▶ **What is required**:
Write back every entry exactly as it reads, with the pictures left behind.

(Source data)
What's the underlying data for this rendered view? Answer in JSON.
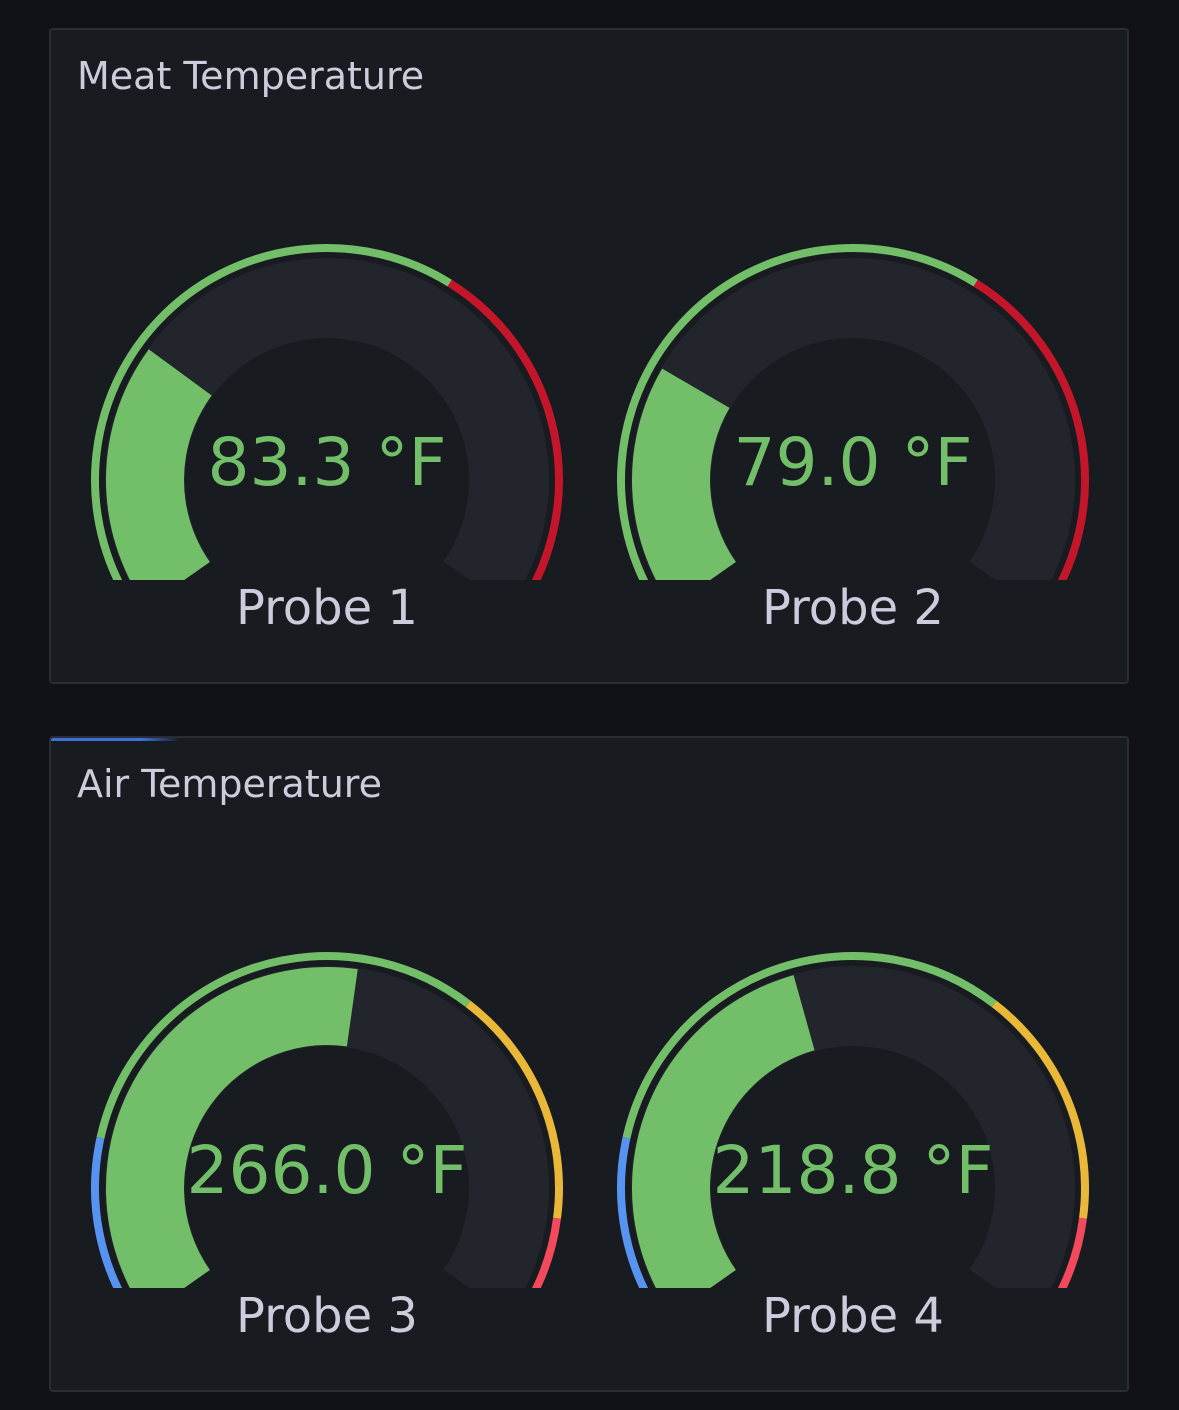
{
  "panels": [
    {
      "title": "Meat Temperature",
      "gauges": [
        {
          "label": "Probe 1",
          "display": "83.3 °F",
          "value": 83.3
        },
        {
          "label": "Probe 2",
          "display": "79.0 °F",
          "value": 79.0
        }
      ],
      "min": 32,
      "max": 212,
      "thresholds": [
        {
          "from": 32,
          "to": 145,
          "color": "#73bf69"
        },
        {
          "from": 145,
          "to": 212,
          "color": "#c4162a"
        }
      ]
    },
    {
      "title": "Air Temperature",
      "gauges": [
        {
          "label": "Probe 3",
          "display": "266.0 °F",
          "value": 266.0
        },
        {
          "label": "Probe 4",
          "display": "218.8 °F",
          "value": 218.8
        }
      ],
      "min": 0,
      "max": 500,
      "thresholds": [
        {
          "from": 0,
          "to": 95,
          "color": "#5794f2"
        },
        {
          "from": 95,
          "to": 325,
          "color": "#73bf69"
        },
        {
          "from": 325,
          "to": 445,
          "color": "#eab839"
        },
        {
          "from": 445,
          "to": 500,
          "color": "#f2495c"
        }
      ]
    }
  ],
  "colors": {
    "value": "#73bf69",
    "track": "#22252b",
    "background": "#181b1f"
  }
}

▶ **Result**:
What's the underlying data for this rendered view? Answer in JSON.
{
  "panels": [
    {
      "title": "Meat Temperature",
      "gauges": [
        {
          "label": "Probe 1",
          "display": "83.3 °F",
          "value": 83.3
        },
        {
          "label": "Probe 2",
          "display": "79.0 °F",
          "value": 79.0
        }
      ],
      "min": 32,
      "max": 212,
      "thresholds": [
        {
          "from": 32,
          "to": 145,
          "color": "#73bf69"
        },
        {
          "from": 145,
          "to": 212,
          "color": "#c4162a"
        }
      ]
    },
    {
      "title": "Air Temperature",
      "gauges": [
        {
          "label": "Probe 3",
          "display": "266.0 °F",
          "value": 266.0
        },
        {
          "label": "Probe 4",
          "display": "218.8 °F",
          "value": 218.8
        }
      ],
      "min": 0,
      "max": 500,
      "thresholds": [
        {
          "from": 0,
          "to": 95,
          "color": "#5794f2"
        },
        {
          "from": 95,
          "to": 325,
          "color": "#73bf69"
        },
        {
          "from": 325,
          "to": 445,
          "color": "#eab839"
        },
        {
          "from": 445,
          "to": 500,
          "color": "#f2495c"
        }
      ]
    }
  ],
  "colors": {
    "value": "#73bf69",
    "track": "#22252b",
    "background": "#181b1f"
  }
}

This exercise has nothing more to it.